in the pocket of the presidential administration, that all it really does
these days is perform the role of rubber stamp for Kremlin-backed legislation,
and that Sunday's ballot will not change much. And therefore the whole
exercise is largely meaningless.
While it is true that the Duma has increasingly come to resemble an
adjunct of the Kremlin legal department rather than a separate branch
of government, it is certainly not true that the outcome of the elections
will not have an impact on the political system.
Apart from anything else, voting preferences provide a snapshot of the
popular mood at a time when the Kremlin is highly sensitive to trends
in public opinion -- i.e. three months before the presidential poll.
And although the Kremlin is most unlikely to invite the parliamentary
majority that emerges to form a government (even if it is solidly pro-presidential),
it is perfectly possible that there will be some kind of government reshuffle
after the elections to align the executive more closely with "popular
sentiment" prior to the presidential election -- particularly if
the results were to register a high level of discontent with the adminstration's
President Vladimir Putin is looking for a first-round victory in March,
so it is clearly in his interests to do everything in his powers to facilitate
that, including personnel changes and tailoring his election manifesto
to reflect voters' preferences.
But there is an even more important reason why the Duma elections matter.
The composition of the new Duma will set the tone for the next four
years, and here the balance of political forces is crucial.
An overwhelming victory for United Russia (with a roughly commensurate
drop in the Communist vote) would be taken by the Kremlin as complete
legitimization of its actions over the past four years.

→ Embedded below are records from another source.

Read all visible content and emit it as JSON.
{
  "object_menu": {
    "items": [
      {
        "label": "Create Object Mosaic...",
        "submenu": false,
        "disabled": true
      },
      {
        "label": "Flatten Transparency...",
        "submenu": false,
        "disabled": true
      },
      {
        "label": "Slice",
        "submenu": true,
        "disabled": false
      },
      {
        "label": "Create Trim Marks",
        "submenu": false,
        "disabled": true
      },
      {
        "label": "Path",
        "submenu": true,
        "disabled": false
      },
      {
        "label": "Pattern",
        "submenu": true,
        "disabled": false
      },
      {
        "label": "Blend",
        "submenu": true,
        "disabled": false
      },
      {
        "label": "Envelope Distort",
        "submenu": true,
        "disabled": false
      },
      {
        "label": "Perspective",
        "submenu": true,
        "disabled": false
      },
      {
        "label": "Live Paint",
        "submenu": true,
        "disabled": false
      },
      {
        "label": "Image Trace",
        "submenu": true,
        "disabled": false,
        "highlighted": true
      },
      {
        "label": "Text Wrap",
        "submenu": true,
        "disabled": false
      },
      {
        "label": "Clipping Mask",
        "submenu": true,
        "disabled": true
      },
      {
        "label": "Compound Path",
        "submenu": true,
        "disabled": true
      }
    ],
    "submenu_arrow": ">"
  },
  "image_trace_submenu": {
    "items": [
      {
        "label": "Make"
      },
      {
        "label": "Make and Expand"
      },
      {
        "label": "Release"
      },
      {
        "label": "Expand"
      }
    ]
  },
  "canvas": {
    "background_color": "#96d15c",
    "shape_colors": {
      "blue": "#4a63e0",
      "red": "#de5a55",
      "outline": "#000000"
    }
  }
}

Opposition forces
have provided one of the few checks (albeit a weak one) on the executive.
Without even that in place, the potential for further authoritarian drift
Equally worrying, if Homeland (Rodina) makes an impressive debut, garnering
10 percent of the vote or so, combined with a poor performance by the
Union of Right Forces or Yabloko (particularly if one of them does not
make it over the 5 percent threshold), there is a danger that the political
center will be pulled in an alarmingly populist-nationalist direction.
The full consequences of this worst-case scenario would only start to
be felt in March, however. The real election season only gets going on
the original at
State Duma elections 2003